HAMPTON — Hampton University's festive NCAA tournament viewing party received a cold jolt of reality when the Lady Pirates' matchup flashed on the big screens in the Student Center ballroom.
Following one of the most successful seasons in program history, Hampton received a No. 15 seed and must travel to face second-seeded and No. 6-ranked Duke at 12:05 p.m. Sunday in Durham, N.C.
"I'm not happy having to go to Duke," HU coach David Six said. "I think that our body of work doesn't warrant that. But there's nothing we can do about it."
The Lady Pirates (28-5) are on a 19-game winning streak, after going unbeaten in the Mid-Eastern Athletic Conference and sweeping through the league tournament last week.
Six and his players hoped for a higher seed, and anticipation built after they saw that LSU received a No. 6 seed and DePaul a No. 10 seed. HU defeated LSU this season in Hampton and lost to DePaul by one point on a neutral floor.
But the selection committee awarded HU with a seed just one line higher than last season, when they were a No. 16 seed and fell to No. 1 Stanford in the first round at the Constant Center.
"If LSU is a six seed, why are we a 15 seed?" Six wondered.
The Lady Pirates, making their fourth consecutive NCAA appearance, also were a 15 seed in 2010 and sent to Duke, where they lost 72-37 in the first round. That was Six's first year as head coach and the beginning of their present streak of NCAA trips.
"We're a little upset about the seeding," MEAC Player of the Year Keiara Avant said, "but at the end of the day we're going to work with what we have and do what we've got to do to get that victory."

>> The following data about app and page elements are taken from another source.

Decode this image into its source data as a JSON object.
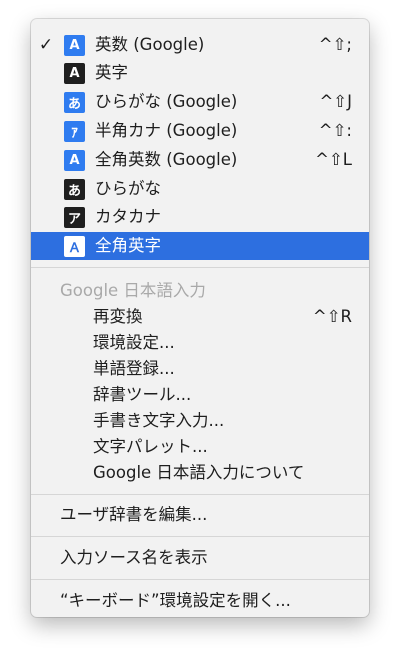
{
  "input_methods": [
    {
      "label": "英数 (Google)",
      "icon_char": "A",
      "icon_color": "blue",
      "checked": true,
      "selected": false,
      "shortcut": "^⇧;"
    },
    {
      "label": "英字",
      "icon_char": "A",
      "icon_color": "black",
      "checked": false,
      "selected": false,
      "shortcut": ""
    },
    {
      "label": "ひらがな (Google)",
      "icon_char": "あ",
      "icon_color": "blue",
      "checked": false,
      "selected": false,
      "shortcut": "^⇧J"
    },
    {
      "label": "半角カナ (Google)",
      "icon_char": "ｱ",
      "icon_color": "blue",
      "checked": false,
      "selected": false,
      "shortcut": "^⇧:"
    },
    {
      "label": "全角英数 (Google)",
      "icon_char": "A",
      "icon_color": "blue",
      "checked": false,
      "selected": false,
      "shortcut": "^⇧L"
    },
    {
      "label": "ひらがな",
      "icon_char": "あ",
      "icon_color": "black",
      "checked": false,
      "selected": false,
      "shortcut": ""
    },
    {
      "label": "カタカナ",
      "icon_char": "ア",
      "icon_color": "black",
      "checked": false,
      "selected": false,
      "shortcut": ""
    },
    {
      "label": "全角英字",
      "icon_char": "Ａ",
      "icon_color": "blue",
      "checked": false,
      "selected": true,
      "shortcut": ""
    }
  ],
  "checkmark": "✓",
  "google_section": {
    "header": "Google 日本語入力",
    "items": [
      {
        "label": "再変換",
        "shortcut": "^⇧R"
      },
      {
        "label": "環境設定...",
        "shortcut": ""
      },
      {
        "label": "単語登録...",
        "shortcut": ""
      },
      {
        "label": "辞書ツール...",
        "shortcut": ""
      },
      {
        "label": "手書き文字入力...",
        "shortcut": ""
      },
      {
        "label": "文字パレット...",
        "shortcut": ""
      },
      {
        "label": "Google 日本語入力について",
        "shortcut": ""
      }
    ]
  },
  "edit_dictionary": "ユーザ辞書を編集...",
  "show_input_source_name": "入力ソース名を表示",
  "open_keyboard_prefs": "“キーボード”環境設定を開く...",
  "colors": {
    "highlight": "#2d6fe0",
    "icon_blue": "#2f7cf0",
    "icon_black": "#1f1f1f"
  }
}
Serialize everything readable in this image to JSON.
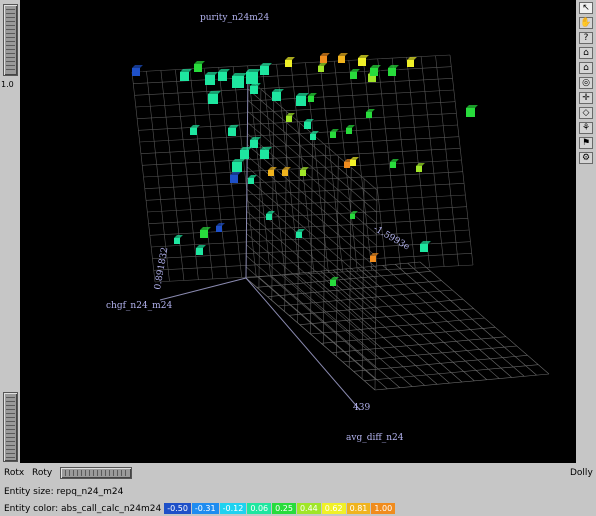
{
  "viewer": {
    "axis_labels": {
      "y": "purity_n24m24",
      "z": "chgf_n24_m24",
      "x": "avg_diff_n24"
    },
    "tick_labels": {
      "x_max": "439",
      "z_tick": "0.891832",
      "y_tick": "-1.5993e"
    }
  },
  "left_panel": {
    "zoom_value": "1.0"
  },
  "right_panel": {
    "tools": [
      {
        "icon": "arrow-icon",
        "glyph": "↖"
      },
      {
        "icon": "hand-icon",
        "glyph": "✋"
      },
      {
        "icon": "help-icon",
        "glyph": "?"
      },
      {
        "icon": "home-icon",
        "glyph": "⌂"
      },
      {
        "icon": "set-home-icon",
        "glyph": "⌂"
      },
      {
        "icon": "view-all-icon",
        "glyph": "◎"
      },
      {
        "icon": "seek-icon",
        "glyph": "✛"
      },
      {
        "icon": "perspective-icon",
        "glyph": "◇"
      },
      {
        "icon": "stereo-icon",
        "glyph": "⚘"
      },
      {
        "icon": "pick-icon",
        "glyph": "⚑"
      },
      {
        "icon": "tool-icon",
        "glyph": "⚙"
      }
    ]
  },
  "bottom_bar": {
    "rotx": "Rotx",
    "roty": "Roty",
    "dolly": "Dolly"
  },
  "status": {
    "entity_size": "Entity size: repq_n24_m24",
    "entity_color_label": "Entity color: abs_call_calc_n24m24",
    "legend": [
      {
        "label": "-0.50",
        "color": "#1e50c8"
      },
      {
        "label": "-0.31",
        "color": "#1e8cf0"
      },
      {
        "label": "-0.12",
        "color": "#1ed2f0"
      },
      {
        "label": "0.06",
        "color": "#1ee6a0"
      },
      {
        "label": "0.25",
        "color": "#28dc3c"
      },
      {
        "label": "0.44",
        "color": "#a0e628"
      },
      {
        "label": "0.62",
        "color": "#f0f028"
      },
      {
        "label": "0.81",
        "color": "#f0b41e"
      },
      {
        "label": "1.00",
        "color": "#f08c1e"
      }
    ]
  }
}
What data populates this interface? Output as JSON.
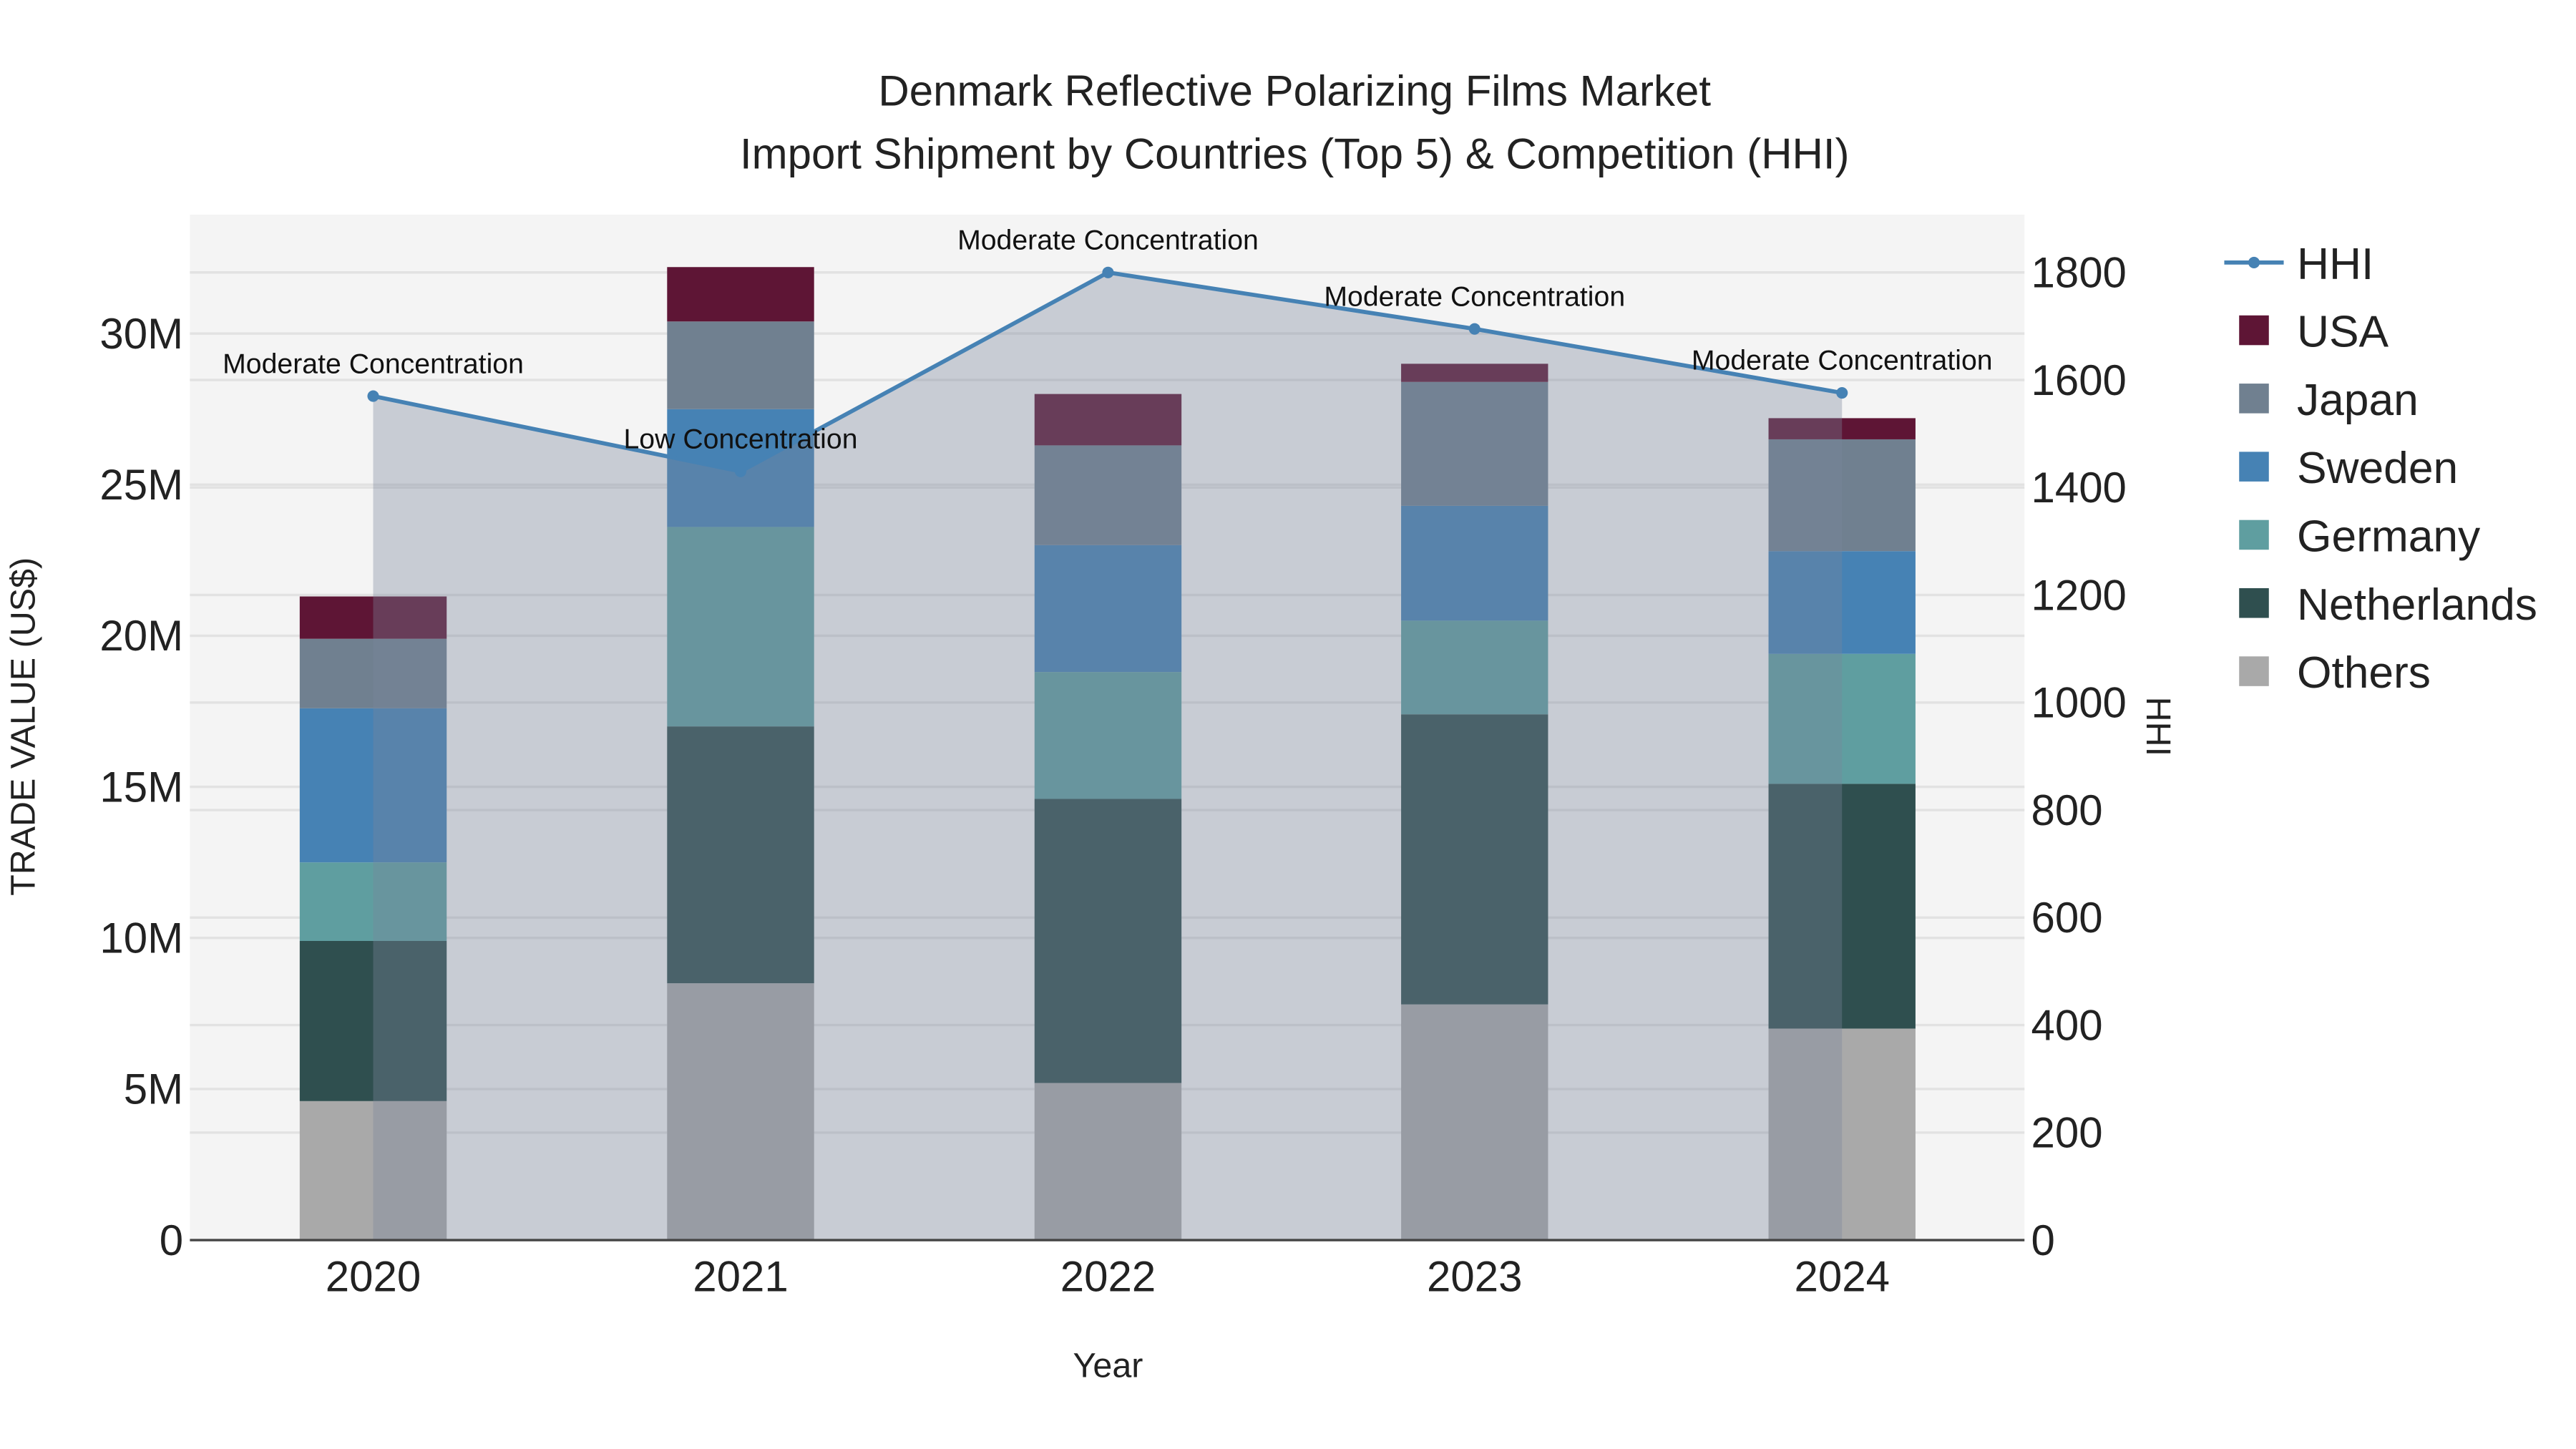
{
  "chart_data": {
    "type": "bar",
    "title_line1": "Denmark Reflective Polarizing Films Market",
    "title_line2": "Import Shipment by Countries (Top 5) & Competition (HHI)",
    "xlabel": "Year",
    "ylabel": "TRADE VALUE (US$)",
    "y2label": "HHI",
    "categories": [
      "2020",
      "2021",
      "2022",
      "2023",
      "2024"
    ],
    "ylim": [
      0,
      34
    ],
    "y_ticks": [
      0,
      5,
      10,
      15,
      20,
      25,
      30
    ],
    "y_tick_labels": [
      "0",
      "5M",
      "10M",
      "15M",
      "20M",
      "25M",
      "30M"
    ],
    "y2lim": [
      0,
      1900
    ],
    "y2_ticks": [
      0,
      200,
      400,
      600,
      800,
      1000,
      1200,
      1400,
      1600,
      1800
    ],
    "y2_tick_labels": [
      "0",
      "200",
      "400",
      "600",
      "800",
      "1000",
      "1200",
      "1400",
      "1600",
      "1800"
    ],
    "series": [
      {
        "name": "Others",
        "color": "#a9a9a9",
        "values": [
          4.6,
          8.5,
          5.2,
          7.8,
          7.0
        ]
      },
      {
        "name": "Netherlands",
        "color": "#2f4f4f",
        "values": [
          5.3,
          8.5,
          9.4,
          9.6,
          8.1
        ]
      },
      {
        "name": "Germany",
        "color": "#5f9ea0",
        "values": [
          2.6,
          6.6,
          4.2,
          3.1,
          4.3
        ]
      },
      {
        "name": "Sweden",
        "color": "#4682b4",
        "values": [
          5.1,
          3.9,
          4.2,
          3.8,
          3.4
        ]
      },
      {
        "name": "Japan",
        "color": "#708090",
        "values": [
          2.3,
          2.9,
          3.3,
          4.1,
          3.7
        ]
      },
      {
        "name": "USA",
        "color": "#5e1535",
        "values": [
          1.4,
          1.8,
          1.7,
          0.6,
          0.7
        ]
      }
    ],
    "hhi": {
      "name": "HHI",
      "color": "#4682b4",
      "values": [
        1570,
        1430,
        1800,
        1695,
        1576
      ],
      "annotations": [
        "Moderate Concentration",
        "Low Concentration",
        "Moderate Concentration",
        "Moderate Concentration",
        "Moderate Concentration"
      ]
    },
    "legend": [
      "HHI",
      "USA",
      "Japan",
      "Sweden",
      "Germany",
      "Netherlands",
      "Others"
    ],
    "legend_placement": "right",
    "grid": true
  }
}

Duke (30-2) won both the ACC regular-season and conference tournaments. Its only two losses were to Connecticut and at Miami at the end of the regular season.
The Blue Devils have four players scoring in double figures, led by Elizabeth Williams (15.4 ppg, 7.2 rpg), the 6-3 sophomore center from Virginia Beach's Princess Anne High. Duke's top seven players are underclassmen, and the Blue Devils are near the top of most major statistical categories in the ACC.
They are third in the ACC in scoring (75.6 ppg) and first in scoring defense (53.1), 3-point shooting (.422), free-throw shooting (.741) and field-goal-percentage defense (.337). They are second in field-goal shooting (.461) and third in 3-point shooting defense (.290).
Hampton leads the nation in scoring defense (47.2 ppg), is second in field-goal-percentage defense (.316) and third in 3-point defense (.238).
"We have experience and we've won some tough games," Avant said, "and those tough games will definitely help us on Sunday. I feel like we have what it takes. We have the No. 1 defense in the nation, we have the Defensive Player of the Year on the team. This team is really going to be very dangerous in the tournament."
Hampton has history working against it, in terms of seeding. No 14 or 15 seed has won a tournament game since the women's field expanded to 64 teams in 1994 — an aggregate 0-for-152 in first-round games.
That owes not only to a talent differential, but the fact that those lower-seeded teams are often playing high seeds on their home floor.
First-team all-conference guard Nicole Hamilton anticipates the matchup and downplayed the seeding.
"It's a little disrespectful," she said, "but the game is played out on the court. ... It's like, OK, we get the chance to show the world what we're about."
Six believes that this team is better equipped than some others, including his previous teams, to compete against marquee opponents in their building.
"They're got some great players, but we've got some great players, too," he said. "We're going to go down there and play solid defense, and our defense will keep us in the ball game and we'll see what happens."Copyright © 2015, The Baltimore Sun